In recent years, the scale of Private Equity (PE) investment into the UK travel sector has been phenomenal. Tour operators and travel agencies have been changing hands at an unprecedented rate and the majority of the funds are coming from.
It is tempting to lump all PE investments together as one homogenous investment type, but in reality, there are many differences between the PE funds, the deal structure and their business plans.
One way to dissect the long list of transactions is by the following three investment stages:
Primary buyouts –where a PE fund acquires a stake in the business from the original founders.
Corporate carve-outs – where a PE fund extracts a trading division out of a larger corporation.
Secondary buyouts – where a PE fund acquires a stake in a business from another PE fund.
The info-graph below shows a selection of recent transactions in the UK travel sector by each investment stage.
Many businesses fall into more than one stage, having been through more than one transaction in recent years. Investing at each of these stages attracts different types and sizes of PE fund and requires very different investor skill sets. For example:
– An owner-managed business that is acquired through a leveraged buy-out is likely to need a PE investor who can help professionalise their processes. Scaling up a business while coping with bank covenants and debt repayments requires accurate budgeting and rigorous cash flow management.
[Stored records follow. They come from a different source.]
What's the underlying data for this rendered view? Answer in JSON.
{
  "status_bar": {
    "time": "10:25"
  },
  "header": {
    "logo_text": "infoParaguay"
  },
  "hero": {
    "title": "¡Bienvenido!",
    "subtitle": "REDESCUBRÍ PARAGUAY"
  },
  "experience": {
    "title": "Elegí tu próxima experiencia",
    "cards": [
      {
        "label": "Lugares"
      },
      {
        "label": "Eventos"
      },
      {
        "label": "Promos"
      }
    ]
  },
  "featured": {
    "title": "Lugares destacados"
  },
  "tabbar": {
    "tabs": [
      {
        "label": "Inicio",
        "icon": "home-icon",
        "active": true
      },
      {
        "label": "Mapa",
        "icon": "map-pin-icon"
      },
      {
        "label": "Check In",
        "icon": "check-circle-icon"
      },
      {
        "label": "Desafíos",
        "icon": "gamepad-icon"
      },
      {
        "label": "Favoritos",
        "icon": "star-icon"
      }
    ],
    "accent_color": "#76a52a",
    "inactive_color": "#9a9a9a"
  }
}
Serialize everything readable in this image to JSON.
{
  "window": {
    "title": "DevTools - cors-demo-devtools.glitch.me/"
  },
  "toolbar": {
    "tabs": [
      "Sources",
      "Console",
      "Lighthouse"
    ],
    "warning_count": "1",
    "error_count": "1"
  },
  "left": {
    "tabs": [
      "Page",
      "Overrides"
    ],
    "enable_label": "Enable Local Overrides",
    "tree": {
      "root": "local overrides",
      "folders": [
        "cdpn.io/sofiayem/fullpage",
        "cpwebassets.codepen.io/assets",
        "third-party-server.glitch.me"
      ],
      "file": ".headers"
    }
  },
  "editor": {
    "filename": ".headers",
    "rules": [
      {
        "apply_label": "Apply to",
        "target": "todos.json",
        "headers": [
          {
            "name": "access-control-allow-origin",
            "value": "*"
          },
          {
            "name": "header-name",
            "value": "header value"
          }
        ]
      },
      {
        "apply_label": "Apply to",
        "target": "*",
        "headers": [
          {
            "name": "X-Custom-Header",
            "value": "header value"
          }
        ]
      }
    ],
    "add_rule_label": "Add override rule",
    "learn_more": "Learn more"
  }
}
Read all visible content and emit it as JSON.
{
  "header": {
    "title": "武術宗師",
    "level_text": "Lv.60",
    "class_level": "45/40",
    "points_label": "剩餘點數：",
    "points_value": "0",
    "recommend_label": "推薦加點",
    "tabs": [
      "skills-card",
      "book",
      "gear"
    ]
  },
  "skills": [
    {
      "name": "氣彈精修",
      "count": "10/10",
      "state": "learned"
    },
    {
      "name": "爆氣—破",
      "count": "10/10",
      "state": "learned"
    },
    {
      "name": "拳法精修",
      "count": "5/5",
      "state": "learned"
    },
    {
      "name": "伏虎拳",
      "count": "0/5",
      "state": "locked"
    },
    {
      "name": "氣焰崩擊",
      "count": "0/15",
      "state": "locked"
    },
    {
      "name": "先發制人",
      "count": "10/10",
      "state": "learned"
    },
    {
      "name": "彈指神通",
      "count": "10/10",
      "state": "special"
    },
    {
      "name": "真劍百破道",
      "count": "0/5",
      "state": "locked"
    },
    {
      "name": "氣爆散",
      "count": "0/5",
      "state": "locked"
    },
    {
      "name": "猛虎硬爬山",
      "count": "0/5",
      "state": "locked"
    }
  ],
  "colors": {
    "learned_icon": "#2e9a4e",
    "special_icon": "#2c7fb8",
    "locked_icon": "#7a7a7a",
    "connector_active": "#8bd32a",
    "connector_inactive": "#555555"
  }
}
– Corporate Carve-Outs often need a PE investor who can help rebuild whole business functions. For example, when Neilson was acquired by Risk Capital Partners from the Thomas Cook Group, there was no directly employed staff, no bank account, and was heavily reliant on its former owner for its flights and distribution through travel agents.
– Secondary buyouts may require a PE investor who can help with international expansion, or assist with bolt-on acquisitions as part of their growth strategy. Neilson’s secondary acquisition by LDC is a good example of this. As are Travel Counsellors, Great Rail Journeys, Riviera Tours and Audley.
For the travel sector to continue attracting entrepreneurs with ideas and innovation, it is vital that it continues to be seen as investable, and capable of delivering profitable returns.
It’s encouraging that there are so many transactions across all 3 of these stages. However, the best proof is the healthy number of Primary investors successfully selling to Secondary investors. For those PE funds looking at travel for the first time, nothing breeds confidence like a successful exit.